YOUR GOAL - Among the lines below, return each one that contains the word "replies".

[Page and application data records]

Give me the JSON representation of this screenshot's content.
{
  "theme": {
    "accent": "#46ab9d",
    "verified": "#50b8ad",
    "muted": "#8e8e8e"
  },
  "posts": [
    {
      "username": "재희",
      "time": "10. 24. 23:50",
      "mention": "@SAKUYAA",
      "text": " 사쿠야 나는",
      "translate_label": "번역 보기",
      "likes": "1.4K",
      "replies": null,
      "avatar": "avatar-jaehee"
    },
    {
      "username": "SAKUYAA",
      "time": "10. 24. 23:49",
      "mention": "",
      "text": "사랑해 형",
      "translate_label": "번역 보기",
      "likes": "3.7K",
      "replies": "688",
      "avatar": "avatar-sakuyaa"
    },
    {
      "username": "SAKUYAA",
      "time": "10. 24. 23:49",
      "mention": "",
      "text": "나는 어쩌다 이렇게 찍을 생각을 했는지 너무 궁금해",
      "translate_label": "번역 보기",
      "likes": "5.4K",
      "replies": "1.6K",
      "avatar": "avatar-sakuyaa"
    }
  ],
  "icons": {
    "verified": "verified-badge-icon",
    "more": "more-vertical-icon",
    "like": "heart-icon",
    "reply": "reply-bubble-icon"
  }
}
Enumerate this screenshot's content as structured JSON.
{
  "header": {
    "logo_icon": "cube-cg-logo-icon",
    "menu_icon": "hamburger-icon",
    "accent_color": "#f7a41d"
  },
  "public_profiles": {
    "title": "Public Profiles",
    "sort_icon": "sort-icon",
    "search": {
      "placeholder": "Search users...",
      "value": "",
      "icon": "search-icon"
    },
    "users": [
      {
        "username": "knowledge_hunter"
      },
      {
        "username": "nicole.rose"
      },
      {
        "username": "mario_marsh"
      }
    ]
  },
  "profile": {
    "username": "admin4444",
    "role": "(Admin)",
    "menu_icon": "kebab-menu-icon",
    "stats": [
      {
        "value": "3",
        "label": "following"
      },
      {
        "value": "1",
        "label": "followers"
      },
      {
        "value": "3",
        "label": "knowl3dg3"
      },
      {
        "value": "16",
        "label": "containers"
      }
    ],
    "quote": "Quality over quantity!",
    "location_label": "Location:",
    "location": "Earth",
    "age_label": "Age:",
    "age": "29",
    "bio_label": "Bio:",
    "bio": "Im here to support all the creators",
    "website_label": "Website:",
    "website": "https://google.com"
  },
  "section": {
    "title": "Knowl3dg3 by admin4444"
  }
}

EXPECTED ANSWER -
      "replies": null,
      "replies": "688",
      "replies": "1.6K",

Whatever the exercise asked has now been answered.